– Association of Humanistic Psychology

Integrating scientific, psychological, and spiritual sources, Hakomi has evolved into an elegant form of psychotherapy that is highly effective with a wide range of populations. The method draws from general systems theory and modern body-centered therapies including Gestalt, Psychomotor, Feldenkrais, Focusing, Ericksonian Hypnosis, Neurolinguistic Programming, and the work of Wilhelm Reich and Alexander Lowen. Core concepts of gentleness, nonviolence, compassion, and mindfulness evolved from Buddhism and Taoism.

Hakomi helps people change “core material.”  Core material is composed of memories, images, beliefs, neural patterns and deeply held emotional dispositions. It shapes the styles, habits, behaviors, perceptions and attitudes that define us as individuals. Typically, it exerts its influence unconsciously, by organizing our responses to the major themes of life: safety, belonging, support, power, freedom, control, responsibility, love, appreciation, sexuality, spirituality, etc. Some of this material supports our being who we wish to be, while some of it, learned in response to acute and chronic stress, continues to limit us. Hakomi allows the client to distinguish between the two, and to willingly change material that restricts his or her wholeness.

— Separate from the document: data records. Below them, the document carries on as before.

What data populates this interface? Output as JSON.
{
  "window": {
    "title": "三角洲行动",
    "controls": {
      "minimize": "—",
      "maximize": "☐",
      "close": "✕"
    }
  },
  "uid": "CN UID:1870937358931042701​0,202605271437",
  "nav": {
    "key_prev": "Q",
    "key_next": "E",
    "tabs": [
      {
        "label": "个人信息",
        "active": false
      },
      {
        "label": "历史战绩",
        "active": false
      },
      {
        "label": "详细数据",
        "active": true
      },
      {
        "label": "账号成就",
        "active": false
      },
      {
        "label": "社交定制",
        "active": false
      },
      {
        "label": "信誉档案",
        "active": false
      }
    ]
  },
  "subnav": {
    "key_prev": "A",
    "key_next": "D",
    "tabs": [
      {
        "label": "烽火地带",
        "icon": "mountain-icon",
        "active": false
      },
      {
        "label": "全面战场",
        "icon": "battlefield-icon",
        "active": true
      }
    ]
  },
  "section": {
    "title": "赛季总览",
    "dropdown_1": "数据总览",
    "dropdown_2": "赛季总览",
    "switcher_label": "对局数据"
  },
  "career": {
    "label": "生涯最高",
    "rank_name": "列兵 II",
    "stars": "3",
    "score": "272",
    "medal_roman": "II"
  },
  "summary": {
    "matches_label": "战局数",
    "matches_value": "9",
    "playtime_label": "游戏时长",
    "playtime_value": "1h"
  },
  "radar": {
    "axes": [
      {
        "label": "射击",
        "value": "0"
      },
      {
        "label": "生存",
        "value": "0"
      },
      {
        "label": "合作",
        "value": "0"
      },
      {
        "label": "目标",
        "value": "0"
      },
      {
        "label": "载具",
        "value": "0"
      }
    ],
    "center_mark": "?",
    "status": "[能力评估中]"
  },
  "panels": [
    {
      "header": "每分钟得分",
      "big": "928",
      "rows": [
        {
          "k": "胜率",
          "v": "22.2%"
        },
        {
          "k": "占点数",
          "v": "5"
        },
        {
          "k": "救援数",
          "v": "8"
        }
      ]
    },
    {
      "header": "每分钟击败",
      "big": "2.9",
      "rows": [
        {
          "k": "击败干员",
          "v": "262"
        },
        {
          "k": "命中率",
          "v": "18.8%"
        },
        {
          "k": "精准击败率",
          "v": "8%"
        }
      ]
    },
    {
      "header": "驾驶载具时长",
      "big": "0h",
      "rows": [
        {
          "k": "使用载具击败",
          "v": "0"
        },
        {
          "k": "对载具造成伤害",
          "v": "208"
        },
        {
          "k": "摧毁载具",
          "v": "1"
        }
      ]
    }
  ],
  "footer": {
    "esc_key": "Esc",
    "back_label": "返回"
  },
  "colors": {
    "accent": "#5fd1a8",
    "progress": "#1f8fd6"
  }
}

“Loving presence and the healing relationship are central to Hakomi. We learn to develop an exquisite sensitivity and attunement to others – both their conscious and unconscious material – and to convey this depth of recognition. This creates a deep sense of safety and connection, and engages the “cooperation of the unconscious.” Current neuroscience is also revealing the basis for the effectiveness of mindfulness, loving presence, empathy, and other aspects of Hakomi Therapy.”

“The dynamic of mindfulness is another aspect of this foundation. When unique Hakomi techniques are integrated with mindfulness, it allows us to rapidly and safely access the unconscious beliefs and early experiences which shape our lives, relationships and self-concepts. When unconscious, this hidden material creates projections, conflict and disharmony in our interactions and inner world. Once conscious and directly experienced, these patterns are available for transformation and reintegration. Powerful emotions, memories and trauma may surface at times turn the process, and these are handled safely and effectively.”

From the Hakomi Institute’s training materials and website. (© The Hakomi Institute)

Contact Anne with questions or to schedule.


Brainspotting is a recent development of EMDR discovered by Dr. David Grand, renowned EMDR specialist and trainer.  A number of years ago, Dr. Grand noticed that when an eye position was held in place, the client was able to deeply and comfortably, process painful emotional and traumatic material.

This process is similar to EMDR processing, using bilateral stimulation, but much less eye movement. Eye position provides direct access to the limbic system within the body’s central nervous system where traumatic and emotional memory are stored. The containment of the held eye position allows for safety and ease with processing difficult material. Because this process works in the reflexive areas of the brain, holding the eye position seems to serve to de-condition previously conditioned, maladaptive emotional and physiological responses.

Brainspots are discovered together as client and therapist observe the effects of eye position as the eyes move across a visual grid. Once a reaction, or reflexive movement is discovered, that spot is held, with the help of a pointer, to access and process the information stored there. Client and therapist work together in processing. Bilateral music or sound recordings may be used in conjunction with Brainspotting to enhance the processing.  Brainspots are also helpful in accessing and developing internal resource states which are often used in conjunction with the processing of traumatic wounds. Developing resource states is an emotional and physiological process that can become a permanent part of a person’s sense of self.

Brainspotting can be used to process and integrate many different issues and experiences, including trauma. Often, stubborn emotional and physiological issues have roots in one or a number of traumatic events.  Unprocessed and unintegrated physical and emotional trauma stays in the body as chronic tension, hypervigilance, intrusive thoughts, mood disorders, phobias and general anxiety.

Dr. David Grand and colleagues worked with many of the Sandy Hook community in the wake of the tragic school shooting. The members of the community gathered data from the more than 8 therapeutic modalities that were used to treat them. In their report, they discovered Brainspotting was the most effective treatment modality.